Page 82 - The loss of these tastes, is a loss of happiness, and may possibly be injurious to the intellect, and more probably to the moral character, by enfeebling the emotional part of our nature.
Page 370 - There is grandeur in this view of life, with its several powers, having been originally breathed by the Creator into a few forms or into one; and that, whilst this planet has gone cycling on according to the fixed law of gravity, from so simple a beginning endless forms most beautiful and most wonderful have been, and are being evolved.
Page 69 - I can remember the very spot in the road, whilst in my carriage, when to my joy the solution occurred to me; and this was long after I had come to Down.
Page 68 - My first note-book was opened in July, 1837. I worked on true Baconian principles, and without any theory collected facts on a wholesale scale...
Page 86 - Therefore my success as a man of science, whatever this may have amounted to, has been determined, as far as I can judge, by complex and diversified mental qualities and conditions. Of these, the most important have been — the love of science — unbounded patience in long reflecting over any subject — industry in observing and collecting facts — and a fair share of invention as well as of common sense. With such moderate abilities as I possess, it is truly surprising that I should have influenced...
Page 29 - Nothing could have been worse for the development of my mind than Dr. Butler's school, as it was strictly classical, nothing else being taught, except a little ancient geography and history. The school as a means- of education to me was simply a blank.
Page 51 - Beagle" has been by far the most important event in my life, and has determined my whole career; yet it depended on so small a circumstance as my uncle offering to drive me thirty miles to Shrewsbury, which few uncles would 41 have done, and on such a trifle as the shape of my nose.
Page 81 - My mind seems to have become a kind of machine for grinding general laws out of large collections of facts...
Page 34 - Zoonomia' of my grandfather, in which similar views are maintained, but without producing any effect on me. Nevertheless it is probable that the hearing rather early in life such views maintained and praised may have favoured my upholding them under a different form in my 'Origin of Species.
Page 285 - But then with me the horrid doubt always arises whether the convictions of man's mind, which has been developed from the mind of the lower animals, are of any value or at all trustworthy.
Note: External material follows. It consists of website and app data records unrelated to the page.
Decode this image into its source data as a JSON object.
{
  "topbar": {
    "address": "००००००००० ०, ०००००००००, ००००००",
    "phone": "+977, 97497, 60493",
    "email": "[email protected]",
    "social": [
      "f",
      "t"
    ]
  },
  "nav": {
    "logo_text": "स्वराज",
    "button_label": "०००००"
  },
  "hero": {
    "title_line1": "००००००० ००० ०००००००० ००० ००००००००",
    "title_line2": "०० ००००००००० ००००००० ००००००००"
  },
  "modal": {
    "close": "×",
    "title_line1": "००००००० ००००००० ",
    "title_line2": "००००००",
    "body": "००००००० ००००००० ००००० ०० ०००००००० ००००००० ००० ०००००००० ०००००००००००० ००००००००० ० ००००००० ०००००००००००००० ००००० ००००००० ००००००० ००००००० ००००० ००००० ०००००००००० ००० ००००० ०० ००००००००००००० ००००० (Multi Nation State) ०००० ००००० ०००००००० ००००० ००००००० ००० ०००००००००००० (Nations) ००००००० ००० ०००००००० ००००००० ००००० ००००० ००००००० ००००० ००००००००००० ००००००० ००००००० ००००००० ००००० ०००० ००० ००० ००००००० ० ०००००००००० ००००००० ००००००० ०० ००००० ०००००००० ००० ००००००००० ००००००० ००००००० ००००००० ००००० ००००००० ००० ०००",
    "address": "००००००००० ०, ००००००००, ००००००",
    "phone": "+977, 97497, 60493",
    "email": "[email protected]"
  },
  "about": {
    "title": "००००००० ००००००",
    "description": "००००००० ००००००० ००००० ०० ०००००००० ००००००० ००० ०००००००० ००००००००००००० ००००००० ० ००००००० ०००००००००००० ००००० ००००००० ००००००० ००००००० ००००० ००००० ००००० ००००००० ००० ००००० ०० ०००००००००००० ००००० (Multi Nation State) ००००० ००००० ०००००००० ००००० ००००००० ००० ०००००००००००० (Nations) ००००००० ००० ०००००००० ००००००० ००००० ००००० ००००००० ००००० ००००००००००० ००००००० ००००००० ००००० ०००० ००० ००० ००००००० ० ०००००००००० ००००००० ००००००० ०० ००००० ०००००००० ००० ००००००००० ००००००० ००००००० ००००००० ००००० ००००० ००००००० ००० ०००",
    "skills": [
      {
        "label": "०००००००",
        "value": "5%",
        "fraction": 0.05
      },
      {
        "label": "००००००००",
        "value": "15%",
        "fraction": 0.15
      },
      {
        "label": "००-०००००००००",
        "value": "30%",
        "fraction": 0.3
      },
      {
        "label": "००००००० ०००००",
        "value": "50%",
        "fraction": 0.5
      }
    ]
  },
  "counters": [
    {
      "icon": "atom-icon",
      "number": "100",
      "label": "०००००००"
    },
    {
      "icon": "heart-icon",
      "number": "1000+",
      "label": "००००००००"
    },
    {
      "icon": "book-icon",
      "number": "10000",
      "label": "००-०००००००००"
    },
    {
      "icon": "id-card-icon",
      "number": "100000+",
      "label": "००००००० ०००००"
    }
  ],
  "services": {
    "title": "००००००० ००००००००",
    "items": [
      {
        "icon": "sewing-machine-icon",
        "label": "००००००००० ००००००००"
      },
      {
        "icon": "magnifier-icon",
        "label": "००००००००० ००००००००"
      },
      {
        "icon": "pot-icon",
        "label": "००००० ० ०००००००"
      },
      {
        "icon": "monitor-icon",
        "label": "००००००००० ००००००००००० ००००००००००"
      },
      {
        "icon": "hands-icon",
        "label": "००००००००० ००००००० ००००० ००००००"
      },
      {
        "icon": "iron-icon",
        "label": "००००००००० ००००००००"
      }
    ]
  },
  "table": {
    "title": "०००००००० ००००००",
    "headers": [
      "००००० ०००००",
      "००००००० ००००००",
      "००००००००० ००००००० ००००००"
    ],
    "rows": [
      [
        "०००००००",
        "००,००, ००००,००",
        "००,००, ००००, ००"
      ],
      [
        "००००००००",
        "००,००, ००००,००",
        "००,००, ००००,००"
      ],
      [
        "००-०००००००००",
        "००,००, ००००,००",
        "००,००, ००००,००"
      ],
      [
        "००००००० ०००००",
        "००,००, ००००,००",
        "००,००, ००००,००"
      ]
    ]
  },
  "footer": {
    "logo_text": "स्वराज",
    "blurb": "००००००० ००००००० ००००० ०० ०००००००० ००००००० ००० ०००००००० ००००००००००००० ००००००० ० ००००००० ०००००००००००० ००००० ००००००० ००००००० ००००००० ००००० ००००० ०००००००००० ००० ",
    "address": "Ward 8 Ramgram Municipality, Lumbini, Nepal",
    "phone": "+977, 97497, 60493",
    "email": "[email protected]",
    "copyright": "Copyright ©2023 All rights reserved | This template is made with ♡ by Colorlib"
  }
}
Would any one trust in the convictions of a monkey's mind, if there are any convictions in such a mind...